By Jonathan Coronel
By carving out one’s path in life, adversity often has a way of throwing a wrench in the best laid plans. Local centenarian John Bestall is certainly no stranger to adversity.
Growing up in Downey, Calif., the son of two Irish immigrant parents, Bestall learned the example of hard work from his parents. During World War II, because she was fluent in five languages, Bestall’s mother applied for and was hired on the spot for an assistant position to a colonel in the Army, who was able to pull some strings and help his parents gain citizenship.
Meanwhile, Bestall, already married, began serving at Barbers Point Naval Air Station in Kapolei, Hawaii.
While serving there, Bestall became a metalsmith 1st class as a result of his skill at repairing planes that had been damaged by the enemy.
“There wasn’t anything on an airplane that I couldn’t fix—I was valuable to them and it was a good deal for me since I learned so much,” Bestall says.
Tragedy struck one day while working on the base, however, when a Japanese bomb exploded and left Bestall completely deaf. Luckily, thanks to his skill with his hands, Bestall would return to California and find work as an industrial arts teacher at a public high school.
He wouldn’t catch any easy breaks, though, being assigned as a teacher at a high school notorious for its troublemaker students.
Bestall quickly proved his mettle and laid down the law.
“Some of these students did not like me telling them what to do. One student was a lightweight boxer and brought two sets of boxing gloves to class one day, so we fought. He didn’t cover up so I shot a left jab and caught him in his right eye—turned the right side of his face black,” said Bestall.
It was a pretty good advertisement in case anyone else wanted to cross me!” he says laughingly.
As an industrial arts teacher, and later professor at the College of San Mateo, Bestall loved to create sculptures. Making casts to precise specifications, he would take them to the local foundry, where they were cast in bronze. These days, he’s a resident at Friendship Village in Tempe.
Today, every one of Bestall’s sculptures starts with pen and paper, where he meticulously plans his project to make sure it comes out just right. His precision and skill are evident in his favorite piece, a charming bronze sculpture, titled Pulqueria after the infamously rough and tumble saloons of the same name found in Mexico, that sits at the entrance to his room.

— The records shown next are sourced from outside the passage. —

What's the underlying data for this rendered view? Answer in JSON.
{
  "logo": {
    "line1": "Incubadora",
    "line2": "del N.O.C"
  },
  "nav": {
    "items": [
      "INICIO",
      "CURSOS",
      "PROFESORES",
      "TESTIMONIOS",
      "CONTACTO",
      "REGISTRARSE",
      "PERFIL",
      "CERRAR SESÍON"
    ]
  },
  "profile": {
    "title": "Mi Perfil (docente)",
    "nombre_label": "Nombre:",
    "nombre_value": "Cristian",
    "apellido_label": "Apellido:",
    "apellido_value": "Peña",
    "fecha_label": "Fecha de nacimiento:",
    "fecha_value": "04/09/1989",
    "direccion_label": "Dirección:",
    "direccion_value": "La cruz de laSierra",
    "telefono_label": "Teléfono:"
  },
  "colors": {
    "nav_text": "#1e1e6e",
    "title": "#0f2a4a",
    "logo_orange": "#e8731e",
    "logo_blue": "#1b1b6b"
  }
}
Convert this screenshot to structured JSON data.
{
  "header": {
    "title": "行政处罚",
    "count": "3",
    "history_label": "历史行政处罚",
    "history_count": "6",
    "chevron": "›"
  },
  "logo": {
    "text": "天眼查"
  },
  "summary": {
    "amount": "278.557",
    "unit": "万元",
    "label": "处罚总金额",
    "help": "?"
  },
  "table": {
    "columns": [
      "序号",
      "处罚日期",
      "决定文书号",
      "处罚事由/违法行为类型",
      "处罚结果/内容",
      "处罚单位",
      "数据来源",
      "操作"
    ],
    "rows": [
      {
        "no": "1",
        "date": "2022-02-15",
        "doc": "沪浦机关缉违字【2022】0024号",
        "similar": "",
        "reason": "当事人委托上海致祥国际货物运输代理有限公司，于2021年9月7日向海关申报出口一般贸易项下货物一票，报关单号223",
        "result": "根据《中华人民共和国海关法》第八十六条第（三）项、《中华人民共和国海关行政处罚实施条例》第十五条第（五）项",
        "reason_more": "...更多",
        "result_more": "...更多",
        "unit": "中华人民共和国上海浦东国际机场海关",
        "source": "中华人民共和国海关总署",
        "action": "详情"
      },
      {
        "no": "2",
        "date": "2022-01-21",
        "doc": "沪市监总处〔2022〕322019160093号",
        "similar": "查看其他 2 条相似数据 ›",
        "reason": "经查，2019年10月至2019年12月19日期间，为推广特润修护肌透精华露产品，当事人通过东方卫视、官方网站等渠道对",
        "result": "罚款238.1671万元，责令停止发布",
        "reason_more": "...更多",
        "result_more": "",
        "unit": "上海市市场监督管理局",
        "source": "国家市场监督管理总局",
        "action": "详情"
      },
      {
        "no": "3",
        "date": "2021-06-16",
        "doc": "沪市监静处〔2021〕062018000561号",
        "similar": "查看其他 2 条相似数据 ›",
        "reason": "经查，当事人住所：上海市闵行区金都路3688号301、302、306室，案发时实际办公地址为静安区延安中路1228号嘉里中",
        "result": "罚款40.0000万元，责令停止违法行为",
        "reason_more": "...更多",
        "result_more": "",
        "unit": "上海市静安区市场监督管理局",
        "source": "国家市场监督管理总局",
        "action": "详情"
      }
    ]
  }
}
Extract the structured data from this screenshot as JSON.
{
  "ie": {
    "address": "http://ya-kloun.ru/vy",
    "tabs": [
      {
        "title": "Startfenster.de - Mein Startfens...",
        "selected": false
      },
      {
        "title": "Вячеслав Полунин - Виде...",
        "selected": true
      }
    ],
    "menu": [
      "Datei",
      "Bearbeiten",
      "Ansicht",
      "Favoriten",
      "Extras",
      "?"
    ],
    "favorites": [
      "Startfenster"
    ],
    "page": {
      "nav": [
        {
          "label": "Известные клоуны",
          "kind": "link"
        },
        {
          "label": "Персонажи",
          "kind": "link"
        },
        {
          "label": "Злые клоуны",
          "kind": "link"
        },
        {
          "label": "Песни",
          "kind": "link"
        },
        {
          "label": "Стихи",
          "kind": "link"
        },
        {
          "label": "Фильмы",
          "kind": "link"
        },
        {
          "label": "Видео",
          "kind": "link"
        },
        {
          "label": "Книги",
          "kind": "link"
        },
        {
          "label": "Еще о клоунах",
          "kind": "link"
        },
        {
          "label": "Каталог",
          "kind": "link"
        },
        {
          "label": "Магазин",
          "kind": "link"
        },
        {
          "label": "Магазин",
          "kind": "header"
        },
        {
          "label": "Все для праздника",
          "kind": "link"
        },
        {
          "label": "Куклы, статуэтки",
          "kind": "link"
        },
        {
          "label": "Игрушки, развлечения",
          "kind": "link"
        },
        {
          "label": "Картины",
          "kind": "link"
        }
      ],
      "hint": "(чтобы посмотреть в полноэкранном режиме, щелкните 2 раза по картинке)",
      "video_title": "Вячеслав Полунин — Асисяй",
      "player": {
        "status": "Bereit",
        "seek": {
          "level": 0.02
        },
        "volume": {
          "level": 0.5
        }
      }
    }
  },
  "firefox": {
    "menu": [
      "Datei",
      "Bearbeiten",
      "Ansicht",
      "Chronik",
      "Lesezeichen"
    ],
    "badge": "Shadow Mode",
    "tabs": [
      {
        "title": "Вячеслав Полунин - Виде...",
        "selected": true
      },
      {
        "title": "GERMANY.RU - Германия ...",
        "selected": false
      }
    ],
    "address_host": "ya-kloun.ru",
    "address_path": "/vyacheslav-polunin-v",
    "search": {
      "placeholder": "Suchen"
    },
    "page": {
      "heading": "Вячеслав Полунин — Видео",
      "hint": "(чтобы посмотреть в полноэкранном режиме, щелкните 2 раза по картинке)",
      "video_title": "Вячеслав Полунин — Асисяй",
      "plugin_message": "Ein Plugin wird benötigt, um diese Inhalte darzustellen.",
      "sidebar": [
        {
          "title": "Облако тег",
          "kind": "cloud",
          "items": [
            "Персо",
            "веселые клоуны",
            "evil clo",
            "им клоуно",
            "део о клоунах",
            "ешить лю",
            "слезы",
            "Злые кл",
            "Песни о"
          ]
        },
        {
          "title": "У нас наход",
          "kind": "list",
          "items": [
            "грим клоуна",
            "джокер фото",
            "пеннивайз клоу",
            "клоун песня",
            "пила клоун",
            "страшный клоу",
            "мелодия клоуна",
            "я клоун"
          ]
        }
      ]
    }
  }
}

“The pulqueria is not a very nice place; it has a corrugated iron roof and an earthen floor. I named it that because I remember walking down the street knowing I shouldn’t go in there.”
Bestall’s next sculpture, one he plans to give his granddaughter, will presumably be something totally different. “I’m 100 years old. I’m aware my age isn’t going to get any easier, so it’d be a nice thing to do for her,” Bestall says.
What shines through in our conversation with Bestall is his sunny disposition. Despite losing his hearing, and more recently his beloved wife, Bestall takes things in stride.
“You are who you are, so make the best of it—that’s it. One reason I could be so free and easy about it was that I had skills to fall back on, like being a metalsmith, working on shot-up planes. I knew no matter what the problem was, I could fix it.”
Indeed, Bestall has sculpted his life with the same dedication that he does his artwork, and the result has been a masterpiece greater than any made from mere bronze.